Frequently Asked Questions

This is a list of some questions frequently asked by our customers, and their answers.

Q: Do Mason bees make honey?
A: No, they help make apples and pears by pollinating fruit trees and other flowers.

Q: How many bees do I need?
A: It takes a colony of about 250 female mason bees to fully pollinate an acre of commercial density fruit trees. Given that only about 1/3 mason bee eggs are female you should aim for about 800 bee cocoons per acre. Most home gardeners start by buying one or two sets of 20 cocoons. In a good year you can get a five fold increase in your population.

Q: Where do I put the bees in my garden or orchard?
A: Mason bees want their homes set on the sunny side of a building where it is warm and protected as much as possible from wind and rain. Don’t put your bees in a tree, on a fence, or on a post. Buildings are heat sinks and they don’t sway or shimmy in the wind, which makes them ideal spots for the bees. To determine which wall to start your new colony on, walk around your yard around 10am in the very early spring. You are looking for the sunniest wall you can find on the house, the garage, the garden shed, etc. That warm spot is exactly where you should put your bees. We reccomend hanging them about eye level because they are fun to watch.

Q: My bees seem to have flown away, where did they go?
A: First, check and see if your nesting tubes are being packed with mud at the end of every day. If they are, your bees are still around and busy working. The Orchard Mason looks more like a fly than what most people expect a bee to look like as they are almost completely black, so you may not notice them flying around. If your bees have in fact flown away, they may have found better nesting nearby. See the question above to ensure your nesting tubes are placed in a location the bees will enjoy.

Q: How far will they fly?
A: The average Orchard Mason Bee will fly about the length of a football field, or 100 yards. They will find the closest food source and not bother flying any further.

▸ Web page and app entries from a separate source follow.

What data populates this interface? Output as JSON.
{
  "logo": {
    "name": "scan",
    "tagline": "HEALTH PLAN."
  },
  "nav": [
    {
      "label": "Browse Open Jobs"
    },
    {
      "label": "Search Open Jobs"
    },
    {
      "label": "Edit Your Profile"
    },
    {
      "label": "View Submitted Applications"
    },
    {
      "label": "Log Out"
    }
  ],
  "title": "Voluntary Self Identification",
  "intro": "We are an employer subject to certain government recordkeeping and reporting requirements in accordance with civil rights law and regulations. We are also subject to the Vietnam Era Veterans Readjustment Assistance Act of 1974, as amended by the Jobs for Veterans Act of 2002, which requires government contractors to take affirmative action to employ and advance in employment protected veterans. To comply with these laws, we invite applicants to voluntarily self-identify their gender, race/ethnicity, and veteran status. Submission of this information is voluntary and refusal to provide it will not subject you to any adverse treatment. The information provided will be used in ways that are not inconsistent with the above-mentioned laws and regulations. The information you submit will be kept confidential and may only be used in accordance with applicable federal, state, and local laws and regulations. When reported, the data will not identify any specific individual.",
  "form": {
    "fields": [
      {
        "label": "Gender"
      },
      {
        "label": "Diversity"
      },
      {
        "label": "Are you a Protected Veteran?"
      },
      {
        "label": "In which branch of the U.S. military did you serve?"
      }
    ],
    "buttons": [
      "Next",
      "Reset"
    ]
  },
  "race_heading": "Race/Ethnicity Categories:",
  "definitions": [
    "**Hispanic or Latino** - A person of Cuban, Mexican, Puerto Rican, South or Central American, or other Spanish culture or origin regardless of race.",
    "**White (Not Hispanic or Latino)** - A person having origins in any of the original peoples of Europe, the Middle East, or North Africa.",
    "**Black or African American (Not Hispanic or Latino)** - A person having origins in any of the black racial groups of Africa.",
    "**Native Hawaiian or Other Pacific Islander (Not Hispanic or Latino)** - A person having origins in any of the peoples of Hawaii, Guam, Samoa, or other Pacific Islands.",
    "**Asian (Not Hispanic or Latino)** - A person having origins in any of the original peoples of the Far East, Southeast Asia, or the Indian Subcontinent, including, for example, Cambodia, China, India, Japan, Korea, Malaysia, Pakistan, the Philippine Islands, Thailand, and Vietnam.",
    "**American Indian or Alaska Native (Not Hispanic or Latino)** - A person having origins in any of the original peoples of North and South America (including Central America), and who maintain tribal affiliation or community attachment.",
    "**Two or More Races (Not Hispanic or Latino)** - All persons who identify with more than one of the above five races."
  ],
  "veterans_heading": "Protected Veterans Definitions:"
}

Q: What do I do with them in the winter?
A: Store them some place cool and dry and safe from predators. For most of us this is the refrigerator. If you live in a cold part of the country you may be able to keep them in an unheated outbuilding over the winter. Just put them in a box and crumple up some newspaper to pack around them. Don’t store them in an attached garage or crawlspace. You want temperatures that drop into the 30’s so the bees will stay really dormant. Attached garages frequently have furnaces and hot water heaters and warm cars . All of this is just a bit to toasty.

Q: Do I need to put out new holes every year?
Yes. Mason bees need clean holes every spring. If you don’t provide them holes they will go off looking for them and you will lose your bees.

Q: When should I put them outside?
A: You need to put your bees outside when temperatures are consistantly hitting over about 50°F every day. If you have them outside for a fluke warm patch, the bees may die if it turns cold again. This time is different for every region, there is no set date to put out your bees.